Protecting customer data starts with the IT and physical security practitioners, but restaurant and other retail operators should include a checklist for cashiers on the front line. Here are a few tips from the industry experts to keep consumers safe this shopping season:
Make sure the security software is on. Ensure all systems that access the Internet are protected with anti-malware technology.
Knowledge is power. Conduct awareness training. Awareness of common techniques and an understanding of how to identify malicious content can go a long way toward proactive prevention.
Monitor the networks. Comprehensive monitoring of both the network and the client will help you trend threats, identify weakness in your existing enterprise and if necessary, give you the tools to identify and contain a breach if one occurs.
Segment the networks. If you're a merchant bound by the requirements of the PCI security standard, you should be doing this anyway. The idea is to make it so hackers can't access the goods, even if they manage to break into another part of the network.

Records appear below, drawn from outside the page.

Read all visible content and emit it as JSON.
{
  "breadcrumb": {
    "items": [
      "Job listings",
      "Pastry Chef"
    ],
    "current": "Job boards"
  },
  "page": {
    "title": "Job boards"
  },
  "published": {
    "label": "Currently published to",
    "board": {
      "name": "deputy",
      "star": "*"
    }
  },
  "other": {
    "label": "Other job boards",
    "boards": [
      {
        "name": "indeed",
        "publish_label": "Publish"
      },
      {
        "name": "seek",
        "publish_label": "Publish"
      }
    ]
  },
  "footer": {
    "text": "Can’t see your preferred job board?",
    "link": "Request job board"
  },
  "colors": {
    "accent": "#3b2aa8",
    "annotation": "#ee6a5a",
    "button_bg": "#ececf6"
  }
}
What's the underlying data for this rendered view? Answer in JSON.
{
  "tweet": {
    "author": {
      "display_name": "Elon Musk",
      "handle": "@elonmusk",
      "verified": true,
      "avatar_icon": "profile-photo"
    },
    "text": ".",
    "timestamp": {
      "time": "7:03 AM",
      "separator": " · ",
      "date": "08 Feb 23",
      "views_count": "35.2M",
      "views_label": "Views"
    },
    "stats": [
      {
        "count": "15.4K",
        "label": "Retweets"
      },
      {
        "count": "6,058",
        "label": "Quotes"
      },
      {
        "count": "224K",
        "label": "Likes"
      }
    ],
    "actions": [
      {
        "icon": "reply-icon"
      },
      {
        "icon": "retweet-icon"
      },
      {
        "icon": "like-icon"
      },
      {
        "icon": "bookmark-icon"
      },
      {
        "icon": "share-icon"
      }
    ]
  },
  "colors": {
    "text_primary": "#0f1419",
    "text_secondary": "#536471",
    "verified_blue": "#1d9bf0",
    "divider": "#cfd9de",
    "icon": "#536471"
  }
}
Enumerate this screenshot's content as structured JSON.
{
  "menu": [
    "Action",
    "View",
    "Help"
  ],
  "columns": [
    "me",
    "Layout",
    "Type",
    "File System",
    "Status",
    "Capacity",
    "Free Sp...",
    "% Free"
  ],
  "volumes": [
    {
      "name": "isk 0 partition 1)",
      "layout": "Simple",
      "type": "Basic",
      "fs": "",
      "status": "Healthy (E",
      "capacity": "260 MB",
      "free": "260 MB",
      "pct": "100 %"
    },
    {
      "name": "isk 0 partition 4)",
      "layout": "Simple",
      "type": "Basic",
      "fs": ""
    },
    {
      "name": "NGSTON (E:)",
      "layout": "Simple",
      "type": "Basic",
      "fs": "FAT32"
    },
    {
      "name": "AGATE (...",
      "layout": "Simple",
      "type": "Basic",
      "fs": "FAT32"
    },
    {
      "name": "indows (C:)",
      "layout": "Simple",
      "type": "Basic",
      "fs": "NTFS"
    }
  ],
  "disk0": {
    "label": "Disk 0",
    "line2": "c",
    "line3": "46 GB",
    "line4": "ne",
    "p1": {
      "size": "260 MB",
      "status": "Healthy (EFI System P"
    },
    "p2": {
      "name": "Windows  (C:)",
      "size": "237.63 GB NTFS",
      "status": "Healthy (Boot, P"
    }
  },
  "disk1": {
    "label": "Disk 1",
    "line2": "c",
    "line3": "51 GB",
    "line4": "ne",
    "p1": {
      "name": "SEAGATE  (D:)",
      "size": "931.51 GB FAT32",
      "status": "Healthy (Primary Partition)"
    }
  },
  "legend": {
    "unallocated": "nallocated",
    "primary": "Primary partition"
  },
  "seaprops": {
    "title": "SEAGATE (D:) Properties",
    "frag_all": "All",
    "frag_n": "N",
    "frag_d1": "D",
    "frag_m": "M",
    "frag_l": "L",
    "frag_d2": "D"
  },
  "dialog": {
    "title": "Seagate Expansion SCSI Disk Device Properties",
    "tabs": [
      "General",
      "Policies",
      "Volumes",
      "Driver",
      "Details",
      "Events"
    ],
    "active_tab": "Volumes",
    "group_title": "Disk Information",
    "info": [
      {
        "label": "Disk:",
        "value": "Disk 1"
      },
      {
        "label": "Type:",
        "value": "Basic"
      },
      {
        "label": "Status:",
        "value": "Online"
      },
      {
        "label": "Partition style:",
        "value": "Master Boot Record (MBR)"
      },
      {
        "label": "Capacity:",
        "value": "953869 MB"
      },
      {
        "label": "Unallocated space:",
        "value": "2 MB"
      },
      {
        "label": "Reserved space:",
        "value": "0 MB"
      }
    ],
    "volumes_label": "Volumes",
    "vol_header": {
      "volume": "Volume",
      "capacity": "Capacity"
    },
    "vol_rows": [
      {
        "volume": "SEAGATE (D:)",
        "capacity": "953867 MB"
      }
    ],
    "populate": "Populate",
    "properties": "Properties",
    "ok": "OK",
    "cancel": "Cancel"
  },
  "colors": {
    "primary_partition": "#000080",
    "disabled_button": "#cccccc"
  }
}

Bad things in store for those who store. Another basic requirement of PCI security is that companies store as little card holder data after transactions as possible. The more that's stored, the more damage companies and customers can suffer at the hands of data thieves.
Encrypt it. Verify that your company has an encrypted card reader to ensure PCI compliance and, more importantly, to ensure the bad guys can't use what they steal.
As Ronald Reagan used to say, "Trust but verify." Ensure address verification system and card verification values match (i.e. 3 or 4 digit in signature panel).
Verify signature block. Sure, cashiers get overwhelmed when there's a long line of impatient people in front of them. But an important part of stopping credit card fraud is to check the signature block, particularly if the signature is worn out.
PIN the tail on the transaction. As a rule, PIN debit transactions are more secure (and typically cheaper) than signature-based transactions.